BRIEF »
Please retype the entries below word for word, passing over every picture.
>>>>
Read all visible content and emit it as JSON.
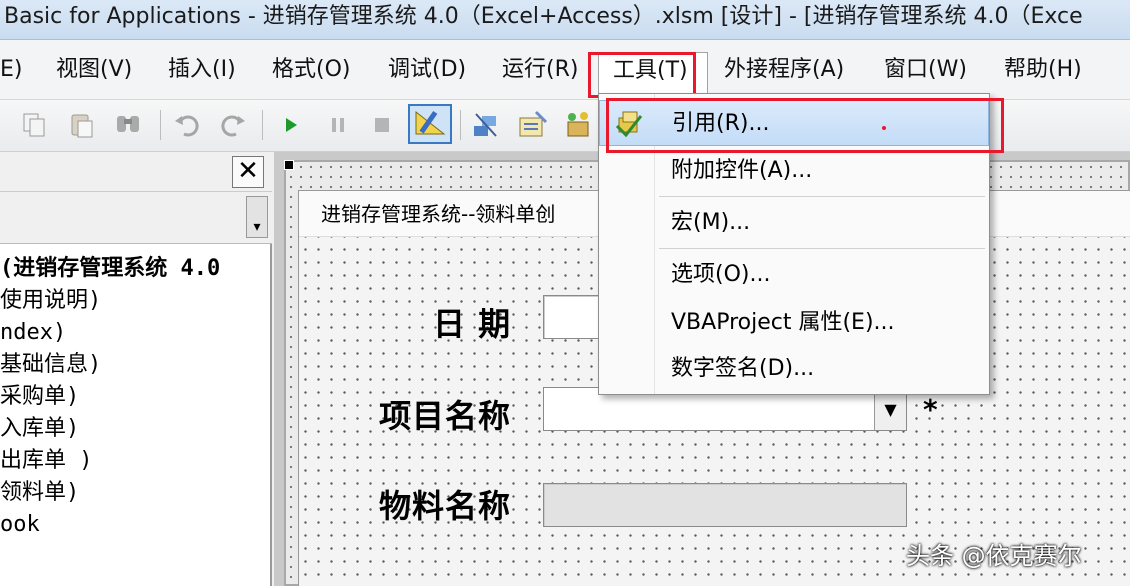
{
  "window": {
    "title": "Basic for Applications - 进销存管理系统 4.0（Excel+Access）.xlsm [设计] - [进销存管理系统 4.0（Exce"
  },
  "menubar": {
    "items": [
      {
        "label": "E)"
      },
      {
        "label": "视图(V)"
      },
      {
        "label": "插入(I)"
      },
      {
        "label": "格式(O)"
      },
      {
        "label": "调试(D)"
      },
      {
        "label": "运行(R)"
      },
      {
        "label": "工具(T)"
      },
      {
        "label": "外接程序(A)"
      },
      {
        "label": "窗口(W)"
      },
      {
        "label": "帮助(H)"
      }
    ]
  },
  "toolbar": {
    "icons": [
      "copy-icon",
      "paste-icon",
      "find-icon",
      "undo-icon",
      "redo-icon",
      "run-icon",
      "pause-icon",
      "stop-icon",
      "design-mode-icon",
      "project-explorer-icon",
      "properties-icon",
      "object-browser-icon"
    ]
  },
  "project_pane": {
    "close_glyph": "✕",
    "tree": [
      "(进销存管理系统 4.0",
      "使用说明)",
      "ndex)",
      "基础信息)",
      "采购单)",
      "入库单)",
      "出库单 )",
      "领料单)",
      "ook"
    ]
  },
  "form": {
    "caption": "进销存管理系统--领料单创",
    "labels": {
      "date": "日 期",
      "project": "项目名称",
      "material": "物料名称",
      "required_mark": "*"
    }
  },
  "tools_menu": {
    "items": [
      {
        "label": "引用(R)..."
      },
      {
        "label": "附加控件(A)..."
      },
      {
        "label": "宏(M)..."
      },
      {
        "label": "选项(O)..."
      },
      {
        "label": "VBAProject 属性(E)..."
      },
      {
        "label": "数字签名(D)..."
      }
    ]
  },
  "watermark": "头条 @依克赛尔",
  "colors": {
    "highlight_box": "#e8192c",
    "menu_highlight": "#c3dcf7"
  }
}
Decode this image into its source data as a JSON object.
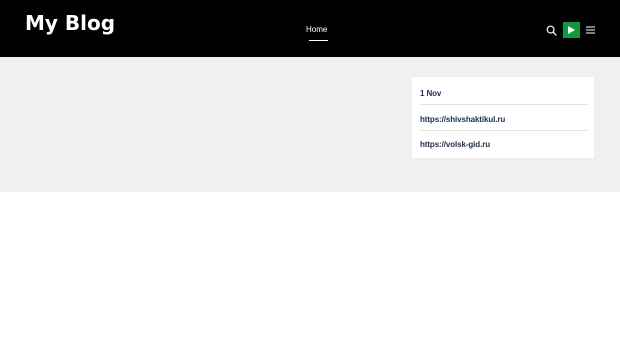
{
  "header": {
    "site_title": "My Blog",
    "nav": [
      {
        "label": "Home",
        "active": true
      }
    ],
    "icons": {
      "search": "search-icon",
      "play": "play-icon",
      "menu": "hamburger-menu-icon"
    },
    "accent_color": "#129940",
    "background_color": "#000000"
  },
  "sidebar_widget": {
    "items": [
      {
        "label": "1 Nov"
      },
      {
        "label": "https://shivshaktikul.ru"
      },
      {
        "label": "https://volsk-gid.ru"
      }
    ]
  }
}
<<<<
SOLUTION TO THE EXERCISE »
Read all visible content and emit it as JSON.
{
  "window": {
    "title": "Basic for Applications - 进销存管理系统 4.0（Excel+Access）.xlsm [设计] - [进销存管理系统 4.0（Exce"
  },
  "menubar": {
    "items": [
      {
        "label": "E)"
      },
      {
        "label": "视图(V)"
      },
      {
        "label": "插入(I)"
      },
      {
        "label": "格式(O)"
      },
      {
        "label": "调试(D)"
      },
      {
        "label": "运行(R)"
      },
      {
        "label": "工具(T)"
      },
      {
        "label": "外接程序(A)"
      },
      {
        "label": "窗口(W)"
      },
      {
        "label": "帮助(H)"
      }
    ]
  },
  "toolbar": {
    "icons": [
      "copy-icon",
      "paste-icon",
      "find-icon",
      "undo-icon",
      "redo-icon",
      "run-icon",
      "pause-icon",
      "stop-icon",
      "design-mode-icon",
      "project-explorer-icon",
      "properties-icon",
      "object-browser-icon"
    ]
  },
  "project_pane": {
    "close_glyph": "✕",
    "tree": [
      "(进销存管理系统 4.0",
      "使用说明)",
      "ndex)",
      "基础信息)",
      "采购单)",
      "入库单)",
      "出库单 )",
      "领料单)",
      "ook"
    ]
  },
  "form": {
    "caption": "进销存管理系统--领料单创",
    "labels": {
      "date": "日 期",
      "project": "项目名称",
      "material": "物料名称",
      "required_mark": "*"
    }
  },
  "tools_menu": {
    "items": [
      {
        "label": "引用(R)..."
      },
      {
        "label": "附加控件(A)..."
      },
      {
        "label": "宏(M)..."
      },
      {
        "label": "选项(O)..."
      },
      {
        "label": "VBAProject 属性(E)..."
      },
      {
        "label": "数字签名(D)..."
      }
    ]
  },
  "watermark": "头条 @依克赛尔",
  "colors": {
    "highlight_box": "#e8192c",
    "menu_highlight": "#c3dcf7"
  }
}
Decode this image into its source data as a JSON object.
{
  "header": {
    "site_title": "My Blog",
    "nav": [
      {
        "label": "Home",
        "active": true
      }
    ],
    "icons": {
      "search": "search-icon",
      "play": "play-icon",
      "menu": "hamburger-menu-icon"
    },
    "accent_color": "#129940",
    "background_color": "#000000"
  },
  "sidebar_widget": {
    "items": [
      {
        "label": "1 Nov"
      },
      {
        "label": "https://shivshaktikul.ru"
      },
      {
        "label": "https://volsk-gid.ru"
      }
    ]
  }
}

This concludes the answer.